(Dataset rows for apps and sites)
┌────────
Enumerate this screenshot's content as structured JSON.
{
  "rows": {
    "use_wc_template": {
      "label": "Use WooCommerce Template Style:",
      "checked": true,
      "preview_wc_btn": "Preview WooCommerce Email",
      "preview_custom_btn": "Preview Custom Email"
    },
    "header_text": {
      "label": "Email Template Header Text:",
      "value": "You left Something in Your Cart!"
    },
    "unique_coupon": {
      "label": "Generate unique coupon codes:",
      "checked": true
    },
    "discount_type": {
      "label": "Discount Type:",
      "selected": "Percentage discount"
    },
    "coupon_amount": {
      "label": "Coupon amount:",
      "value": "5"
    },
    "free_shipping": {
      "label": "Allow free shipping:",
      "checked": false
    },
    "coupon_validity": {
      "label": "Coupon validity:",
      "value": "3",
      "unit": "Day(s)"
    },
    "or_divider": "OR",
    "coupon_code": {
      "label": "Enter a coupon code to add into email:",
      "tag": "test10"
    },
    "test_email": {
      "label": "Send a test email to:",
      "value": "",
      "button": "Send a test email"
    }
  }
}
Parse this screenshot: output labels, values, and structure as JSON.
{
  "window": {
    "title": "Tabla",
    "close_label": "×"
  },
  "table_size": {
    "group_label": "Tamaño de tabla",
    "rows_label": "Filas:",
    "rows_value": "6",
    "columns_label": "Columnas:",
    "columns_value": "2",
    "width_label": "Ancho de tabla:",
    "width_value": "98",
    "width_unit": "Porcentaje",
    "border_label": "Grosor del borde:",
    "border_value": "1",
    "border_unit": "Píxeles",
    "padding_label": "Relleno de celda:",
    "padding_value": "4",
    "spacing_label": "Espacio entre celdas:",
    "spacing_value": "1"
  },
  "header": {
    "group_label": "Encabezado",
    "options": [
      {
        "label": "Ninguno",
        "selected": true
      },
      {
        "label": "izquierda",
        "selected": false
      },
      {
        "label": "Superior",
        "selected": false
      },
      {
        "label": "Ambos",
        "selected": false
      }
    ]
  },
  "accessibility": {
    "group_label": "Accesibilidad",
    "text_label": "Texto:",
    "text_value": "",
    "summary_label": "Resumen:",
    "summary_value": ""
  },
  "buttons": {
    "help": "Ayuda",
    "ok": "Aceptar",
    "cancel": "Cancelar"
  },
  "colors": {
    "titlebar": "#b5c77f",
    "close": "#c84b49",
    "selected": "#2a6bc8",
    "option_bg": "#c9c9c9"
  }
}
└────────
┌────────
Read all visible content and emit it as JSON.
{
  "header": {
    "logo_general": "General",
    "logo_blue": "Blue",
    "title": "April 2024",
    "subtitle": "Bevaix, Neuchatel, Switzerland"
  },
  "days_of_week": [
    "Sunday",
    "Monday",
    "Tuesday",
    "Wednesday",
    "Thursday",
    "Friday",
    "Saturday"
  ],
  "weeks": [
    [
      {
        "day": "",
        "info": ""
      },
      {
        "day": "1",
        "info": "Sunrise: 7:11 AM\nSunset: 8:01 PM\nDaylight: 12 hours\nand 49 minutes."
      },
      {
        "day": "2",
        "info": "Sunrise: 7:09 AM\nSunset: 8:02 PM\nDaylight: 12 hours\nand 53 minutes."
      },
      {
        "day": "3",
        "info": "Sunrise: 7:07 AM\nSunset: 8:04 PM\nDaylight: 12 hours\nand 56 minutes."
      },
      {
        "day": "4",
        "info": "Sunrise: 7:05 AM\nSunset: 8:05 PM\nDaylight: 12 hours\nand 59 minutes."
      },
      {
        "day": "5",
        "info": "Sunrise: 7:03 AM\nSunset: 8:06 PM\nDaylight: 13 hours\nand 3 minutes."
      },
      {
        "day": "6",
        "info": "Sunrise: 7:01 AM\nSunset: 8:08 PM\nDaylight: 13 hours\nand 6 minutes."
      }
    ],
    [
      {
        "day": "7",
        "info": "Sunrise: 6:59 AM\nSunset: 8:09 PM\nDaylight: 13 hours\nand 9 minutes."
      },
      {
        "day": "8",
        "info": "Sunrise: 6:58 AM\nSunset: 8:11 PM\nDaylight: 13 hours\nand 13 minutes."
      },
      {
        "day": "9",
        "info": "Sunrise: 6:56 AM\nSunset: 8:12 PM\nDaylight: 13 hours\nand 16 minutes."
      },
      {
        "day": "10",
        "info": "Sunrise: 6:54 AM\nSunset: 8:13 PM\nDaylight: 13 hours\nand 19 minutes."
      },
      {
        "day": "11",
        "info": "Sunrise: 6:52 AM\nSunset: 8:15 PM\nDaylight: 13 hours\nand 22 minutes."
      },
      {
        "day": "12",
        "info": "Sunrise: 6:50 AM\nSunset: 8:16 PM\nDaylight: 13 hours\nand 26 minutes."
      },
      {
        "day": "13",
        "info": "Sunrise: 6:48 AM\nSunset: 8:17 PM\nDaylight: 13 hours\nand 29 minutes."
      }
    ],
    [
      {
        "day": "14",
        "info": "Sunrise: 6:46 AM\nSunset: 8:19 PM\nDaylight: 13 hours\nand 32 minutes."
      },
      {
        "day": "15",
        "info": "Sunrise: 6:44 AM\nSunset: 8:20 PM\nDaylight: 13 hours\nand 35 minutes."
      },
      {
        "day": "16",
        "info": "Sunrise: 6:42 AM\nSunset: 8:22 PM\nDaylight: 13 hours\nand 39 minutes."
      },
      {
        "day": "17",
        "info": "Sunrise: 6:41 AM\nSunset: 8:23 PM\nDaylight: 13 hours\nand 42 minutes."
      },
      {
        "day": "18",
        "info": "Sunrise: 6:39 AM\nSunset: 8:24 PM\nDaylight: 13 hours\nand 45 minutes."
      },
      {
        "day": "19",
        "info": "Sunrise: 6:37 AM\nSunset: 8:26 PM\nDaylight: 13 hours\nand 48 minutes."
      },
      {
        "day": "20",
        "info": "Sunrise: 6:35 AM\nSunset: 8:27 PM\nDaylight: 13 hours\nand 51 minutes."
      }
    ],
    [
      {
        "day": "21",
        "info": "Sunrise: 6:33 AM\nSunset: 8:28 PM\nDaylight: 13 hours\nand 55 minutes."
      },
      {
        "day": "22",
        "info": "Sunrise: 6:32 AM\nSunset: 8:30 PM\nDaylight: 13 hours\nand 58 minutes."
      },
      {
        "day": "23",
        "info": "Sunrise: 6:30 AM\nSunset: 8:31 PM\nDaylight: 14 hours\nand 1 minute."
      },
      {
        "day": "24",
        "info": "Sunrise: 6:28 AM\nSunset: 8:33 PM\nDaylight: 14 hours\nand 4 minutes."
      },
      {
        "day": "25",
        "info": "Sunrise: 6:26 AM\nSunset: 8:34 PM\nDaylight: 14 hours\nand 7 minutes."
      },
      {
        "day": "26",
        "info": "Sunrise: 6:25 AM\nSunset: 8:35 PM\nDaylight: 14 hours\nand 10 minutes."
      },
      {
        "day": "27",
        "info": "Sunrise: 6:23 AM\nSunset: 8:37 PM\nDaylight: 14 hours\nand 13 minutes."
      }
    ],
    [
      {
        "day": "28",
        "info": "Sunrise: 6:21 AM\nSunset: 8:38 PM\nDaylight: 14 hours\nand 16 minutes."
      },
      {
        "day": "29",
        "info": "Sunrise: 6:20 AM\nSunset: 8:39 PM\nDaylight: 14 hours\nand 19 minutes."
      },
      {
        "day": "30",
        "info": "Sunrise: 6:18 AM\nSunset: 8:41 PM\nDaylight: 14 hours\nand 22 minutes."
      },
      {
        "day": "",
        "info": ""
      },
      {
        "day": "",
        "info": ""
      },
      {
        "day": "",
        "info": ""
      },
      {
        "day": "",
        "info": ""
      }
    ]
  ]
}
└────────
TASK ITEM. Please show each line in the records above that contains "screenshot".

COMPLETED EXERCISE.
Enumerate this screenshot's content as structured JSON.
Parse this screenshot: output labels, values, and structure as JSON.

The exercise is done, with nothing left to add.